Commenting on the research findings, Professor Herbert Dreiseitl, Director of Ramboll’s Liveable Cities Lab which led the project, says, “The study reveals that there are multiple and interrelated benefits associated with BGI. In relation to water, we see that BGI improves water quality and very effectively controls stormwater, which is the cause of increasing incidences of damaging and costly urban flooding worldwide. At the same time, BGI serves to increase urban resilience and adaptability to climate change compared to traditional ‘grey’ infrastructure, for instance, by reducing urban heat island effects and increasing biodiversity. Finally, BGI creates enhanced spaces for mental and physical recreation and social activities, thereby reducing public health costs and improving human wellbeing whilst also ultimately attracting residents, businesses and tourism.”
The study goes on to identify the pre-conditions for the successful implementation of BGI, focusing on galvanising a shift in vision, policy, design and the urban planning culture. In particular, strong leadership and an approach that is inclusive of the interests of different city institutions and citizens help create the foundations for change. A multidisciplinary skillset combining expertise in urban planning, landscape design, water management and urban ecology is also identified as a prerequisite. But change will not happen if the will for collaboration between departments – horizontally and vertically – is not part of the new way of leadership. In addition, building a business case comprising an economic analysis of the full social benefits and costs of BGI compared to conventional approaches is necessary to convince decision-makers of the need for BGI.
The research findings conclude with several practical recommendations that cities can consider to enable successful BGI implementation. Herbert Dreiseitl explains, “Articulating a clear vision of the liveability and prosperity advantages of BGI, initiating small-scale pilot projects, and actively engaging key stakeholders will help to inspire, mobilise and create ownership for BGI solutions. Timing is also important – for instance, identifying when old infrastructure is planned for renewal can be a good opportunity for promoting BGI. Finally, anchoring BGI initiatives at a leadership level whilst introducing integrated development policy and joint budgeting that cut across city institutions can overcome traditional silos that inhibit BGI development.”

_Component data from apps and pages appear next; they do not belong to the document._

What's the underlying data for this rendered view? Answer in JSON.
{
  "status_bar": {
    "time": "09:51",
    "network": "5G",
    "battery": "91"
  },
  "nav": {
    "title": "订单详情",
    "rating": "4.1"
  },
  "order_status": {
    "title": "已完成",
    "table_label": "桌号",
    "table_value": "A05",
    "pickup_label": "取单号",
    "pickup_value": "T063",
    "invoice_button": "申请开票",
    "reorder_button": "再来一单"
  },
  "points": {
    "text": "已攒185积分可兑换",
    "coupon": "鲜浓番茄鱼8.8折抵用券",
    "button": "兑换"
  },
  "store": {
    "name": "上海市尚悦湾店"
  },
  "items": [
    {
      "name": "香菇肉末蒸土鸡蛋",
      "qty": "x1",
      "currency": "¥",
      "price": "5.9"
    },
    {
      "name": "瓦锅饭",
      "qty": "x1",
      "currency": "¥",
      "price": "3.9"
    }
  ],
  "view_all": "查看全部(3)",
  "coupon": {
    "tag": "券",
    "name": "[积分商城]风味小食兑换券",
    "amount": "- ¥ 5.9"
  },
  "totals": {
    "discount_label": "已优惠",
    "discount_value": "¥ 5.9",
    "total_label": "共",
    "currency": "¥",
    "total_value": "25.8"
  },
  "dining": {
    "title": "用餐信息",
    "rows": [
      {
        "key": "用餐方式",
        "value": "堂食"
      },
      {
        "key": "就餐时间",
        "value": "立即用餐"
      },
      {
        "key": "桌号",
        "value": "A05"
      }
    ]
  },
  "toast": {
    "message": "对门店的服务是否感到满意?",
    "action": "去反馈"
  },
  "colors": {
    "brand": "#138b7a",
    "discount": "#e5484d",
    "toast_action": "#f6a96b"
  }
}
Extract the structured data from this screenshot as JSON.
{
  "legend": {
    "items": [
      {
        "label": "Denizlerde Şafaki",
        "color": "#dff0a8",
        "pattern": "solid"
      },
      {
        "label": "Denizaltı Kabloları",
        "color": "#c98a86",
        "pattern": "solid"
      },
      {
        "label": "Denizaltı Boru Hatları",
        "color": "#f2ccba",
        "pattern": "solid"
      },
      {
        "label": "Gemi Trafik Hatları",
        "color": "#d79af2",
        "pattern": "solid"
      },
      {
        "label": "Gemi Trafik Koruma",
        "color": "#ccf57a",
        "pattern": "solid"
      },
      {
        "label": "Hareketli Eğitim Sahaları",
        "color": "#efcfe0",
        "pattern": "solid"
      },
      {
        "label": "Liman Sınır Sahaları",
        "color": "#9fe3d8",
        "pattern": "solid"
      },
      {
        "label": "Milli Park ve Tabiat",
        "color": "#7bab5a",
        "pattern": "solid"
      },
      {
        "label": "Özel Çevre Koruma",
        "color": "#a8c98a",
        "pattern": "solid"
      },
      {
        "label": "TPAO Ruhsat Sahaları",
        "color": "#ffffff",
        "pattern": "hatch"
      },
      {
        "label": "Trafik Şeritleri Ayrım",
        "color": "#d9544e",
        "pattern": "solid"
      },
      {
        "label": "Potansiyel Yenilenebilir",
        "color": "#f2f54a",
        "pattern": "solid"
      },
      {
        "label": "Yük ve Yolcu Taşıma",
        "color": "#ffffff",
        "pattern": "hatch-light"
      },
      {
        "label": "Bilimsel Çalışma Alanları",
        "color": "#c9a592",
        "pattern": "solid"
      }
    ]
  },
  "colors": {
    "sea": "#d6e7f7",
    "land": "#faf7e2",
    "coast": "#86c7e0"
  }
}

The research, which has been funded by the Ramboll Foundation and spearheaded by Ramboll’s Liveable Cities Lab, was today presented by Herbert Dreiseitl and a National University of Singapore research team at an event hosted by the Centre for Liveable Cities (CLC) in Singapore. The study has drawn on the expertise of an international research team from the National University of Singapore, Zeppelin University in Germany, Harvard University’s Graduate School of Design, the Massachusetts Institute of Technology and Ramboll’s Liveable Cities Lab.